## TASK DESCRIPTION
Look through the material for lines with the word "selected", and copy each one.
DATA RECORDS section start
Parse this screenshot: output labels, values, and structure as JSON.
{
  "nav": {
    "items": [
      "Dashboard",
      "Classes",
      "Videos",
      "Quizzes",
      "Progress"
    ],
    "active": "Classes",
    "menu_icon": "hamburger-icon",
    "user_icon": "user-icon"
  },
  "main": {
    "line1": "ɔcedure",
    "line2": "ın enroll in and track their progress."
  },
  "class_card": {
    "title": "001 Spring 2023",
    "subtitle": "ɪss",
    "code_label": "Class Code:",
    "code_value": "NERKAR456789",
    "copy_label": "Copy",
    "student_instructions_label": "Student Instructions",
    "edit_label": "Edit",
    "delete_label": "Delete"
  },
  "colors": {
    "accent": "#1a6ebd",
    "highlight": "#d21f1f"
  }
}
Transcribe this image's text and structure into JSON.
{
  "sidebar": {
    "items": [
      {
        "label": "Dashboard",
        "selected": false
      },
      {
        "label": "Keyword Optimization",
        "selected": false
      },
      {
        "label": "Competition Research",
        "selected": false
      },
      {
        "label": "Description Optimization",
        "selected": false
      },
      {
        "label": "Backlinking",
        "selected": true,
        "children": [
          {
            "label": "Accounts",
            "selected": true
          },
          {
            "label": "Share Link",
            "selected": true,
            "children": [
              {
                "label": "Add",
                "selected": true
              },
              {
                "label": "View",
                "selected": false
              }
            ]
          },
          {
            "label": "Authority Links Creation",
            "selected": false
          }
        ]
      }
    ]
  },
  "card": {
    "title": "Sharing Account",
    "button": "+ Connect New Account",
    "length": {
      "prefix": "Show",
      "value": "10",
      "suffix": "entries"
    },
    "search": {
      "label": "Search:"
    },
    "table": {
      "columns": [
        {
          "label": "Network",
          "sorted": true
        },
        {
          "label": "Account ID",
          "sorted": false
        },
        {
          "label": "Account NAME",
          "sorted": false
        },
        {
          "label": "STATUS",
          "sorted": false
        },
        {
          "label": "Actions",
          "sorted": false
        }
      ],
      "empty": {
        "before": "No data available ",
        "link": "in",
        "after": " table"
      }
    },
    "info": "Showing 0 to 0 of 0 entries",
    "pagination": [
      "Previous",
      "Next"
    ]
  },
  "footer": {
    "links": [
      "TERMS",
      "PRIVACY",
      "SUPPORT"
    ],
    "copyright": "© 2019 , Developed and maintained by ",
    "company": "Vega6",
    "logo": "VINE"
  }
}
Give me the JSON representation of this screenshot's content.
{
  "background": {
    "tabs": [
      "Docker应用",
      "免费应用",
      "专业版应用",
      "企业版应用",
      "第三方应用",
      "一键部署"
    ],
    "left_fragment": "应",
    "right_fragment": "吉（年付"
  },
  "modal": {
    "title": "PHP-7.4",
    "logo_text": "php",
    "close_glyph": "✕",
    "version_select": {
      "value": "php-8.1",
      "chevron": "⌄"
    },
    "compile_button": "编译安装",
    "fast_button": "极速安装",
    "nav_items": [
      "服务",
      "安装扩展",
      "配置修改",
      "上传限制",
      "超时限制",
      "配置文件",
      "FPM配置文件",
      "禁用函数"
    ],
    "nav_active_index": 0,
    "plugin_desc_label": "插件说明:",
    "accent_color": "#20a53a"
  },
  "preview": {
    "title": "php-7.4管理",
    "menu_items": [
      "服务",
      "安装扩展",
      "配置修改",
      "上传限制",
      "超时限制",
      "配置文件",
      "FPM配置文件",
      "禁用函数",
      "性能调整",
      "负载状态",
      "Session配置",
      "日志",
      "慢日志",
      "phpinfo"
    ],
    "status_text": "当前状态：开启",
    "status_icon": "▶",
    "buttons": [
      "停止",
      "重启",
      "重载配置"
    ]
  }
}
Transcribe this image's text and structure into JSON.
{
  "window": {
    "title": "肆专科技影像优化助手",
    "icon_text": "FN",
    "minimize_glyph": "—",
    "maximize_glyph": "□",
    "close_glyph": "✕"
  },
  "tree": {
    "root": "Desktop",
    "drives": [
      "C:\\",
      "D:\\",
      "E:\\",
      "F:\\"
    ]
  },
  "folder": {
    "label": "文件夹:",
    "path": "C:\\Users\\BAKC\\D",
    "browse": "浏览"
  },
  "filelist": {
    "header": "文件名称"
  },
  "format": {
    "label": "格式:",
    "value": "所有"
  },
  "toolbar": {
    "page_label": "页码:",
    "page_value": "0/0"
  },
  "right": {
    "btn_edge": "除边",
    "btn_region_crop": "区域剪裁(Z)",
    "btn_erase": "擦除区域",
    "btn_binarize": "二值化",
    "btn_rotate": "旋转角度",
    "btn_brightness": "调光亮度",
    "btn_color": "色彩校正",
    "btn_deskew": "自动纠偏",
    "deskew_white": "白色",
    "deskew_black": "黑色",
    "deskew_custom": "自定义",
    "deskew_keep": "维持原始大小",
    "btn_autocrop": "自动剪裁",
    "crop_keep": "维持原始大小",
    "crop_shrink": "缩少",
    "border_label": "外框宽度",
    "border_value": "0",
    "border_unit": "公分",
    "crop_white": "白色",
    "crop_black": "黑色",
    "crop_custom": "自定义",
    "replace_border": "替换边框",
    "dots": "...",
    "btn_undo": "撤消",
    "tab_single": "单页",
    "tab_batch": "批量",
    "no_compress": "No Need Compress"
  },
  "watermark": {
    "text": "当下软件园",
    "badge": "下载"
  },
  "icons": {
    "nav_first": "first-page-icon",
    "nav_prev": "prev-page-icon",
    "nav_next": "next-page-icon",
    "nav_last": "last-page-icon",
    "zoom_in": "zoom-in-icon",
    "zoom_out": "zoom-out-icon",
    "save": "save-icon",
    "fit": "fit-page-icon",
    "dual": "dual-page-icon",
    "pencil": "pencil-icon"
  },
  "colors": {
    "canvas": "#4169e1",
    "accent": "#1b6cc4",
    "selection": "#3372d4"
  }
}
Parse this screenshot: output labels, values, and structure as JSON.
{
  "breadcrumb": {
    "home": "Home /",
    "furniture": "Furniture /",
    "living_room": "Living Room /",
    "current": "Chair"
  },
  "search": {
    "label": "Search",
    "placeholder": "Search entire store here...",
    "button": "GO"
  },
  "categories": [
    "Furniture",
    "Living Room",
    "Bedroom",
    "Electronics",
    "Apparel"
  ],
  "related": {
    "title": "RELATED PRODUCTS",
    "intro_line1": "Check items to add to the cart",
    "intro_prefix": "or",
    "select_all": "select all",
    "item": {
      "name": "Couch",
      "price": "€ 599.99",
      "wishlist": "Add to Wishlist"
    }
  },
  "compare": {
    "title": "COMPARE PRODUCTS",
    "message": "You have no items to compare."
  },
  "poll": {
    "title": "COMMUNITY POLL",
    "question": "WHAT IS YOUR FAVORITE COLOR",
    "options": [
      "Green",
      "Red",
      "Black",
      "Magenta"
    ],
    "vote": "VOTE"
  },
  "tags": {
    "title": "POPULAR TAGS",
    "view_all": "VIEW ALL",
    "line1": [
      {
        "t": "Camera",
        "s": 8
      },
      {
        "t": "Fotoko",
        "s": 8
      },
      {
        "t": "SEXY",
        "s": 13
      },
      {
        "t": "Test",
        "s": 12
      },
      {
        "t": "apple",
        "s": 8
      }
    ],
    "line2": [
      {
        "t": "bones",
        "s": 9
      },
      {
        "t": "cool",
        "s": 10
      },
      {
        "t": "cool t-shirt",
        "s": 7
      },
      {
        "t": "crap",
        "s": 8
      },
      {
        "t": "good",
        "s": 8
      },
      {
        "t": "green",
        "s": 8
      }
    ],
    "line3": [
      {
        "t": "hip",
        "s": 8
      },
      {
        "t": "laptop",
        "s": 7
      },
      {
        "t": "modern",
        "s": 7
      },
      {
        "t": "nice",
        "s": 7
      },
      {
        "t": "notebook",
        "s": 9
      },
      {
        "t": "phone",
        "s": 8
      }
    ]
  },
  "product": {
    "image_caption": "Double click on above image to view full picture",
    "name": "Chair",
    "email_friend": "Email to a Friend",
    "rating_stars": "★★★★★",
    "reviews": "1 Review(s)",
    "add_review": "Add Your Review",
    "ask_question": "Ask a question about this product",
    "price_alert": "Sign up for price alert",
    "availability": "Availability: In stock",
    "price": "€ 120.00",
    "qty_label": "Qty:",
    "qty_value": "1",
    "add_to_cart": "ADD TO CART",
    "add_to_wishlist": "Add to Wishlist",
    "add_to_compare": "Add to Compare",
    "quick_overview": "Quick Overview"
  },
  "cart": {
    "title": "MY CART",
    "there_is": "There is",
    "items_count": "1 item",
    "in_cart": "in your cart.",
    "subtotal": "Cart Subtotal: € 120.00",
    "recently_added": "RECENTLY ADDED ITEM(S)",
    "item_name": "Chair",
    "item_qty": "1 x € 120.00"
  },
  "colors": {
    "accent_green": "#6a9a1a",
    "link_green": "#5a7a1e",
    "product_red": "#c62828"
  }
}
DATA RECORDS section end
## YOUR SOLUTION
        "selected": false
        "selected": false
        "selected": false
        "selected": false
        "selected": true,
            "selected": true
            "selected": true,
                "selected": true
                "selected": false
            "selected": false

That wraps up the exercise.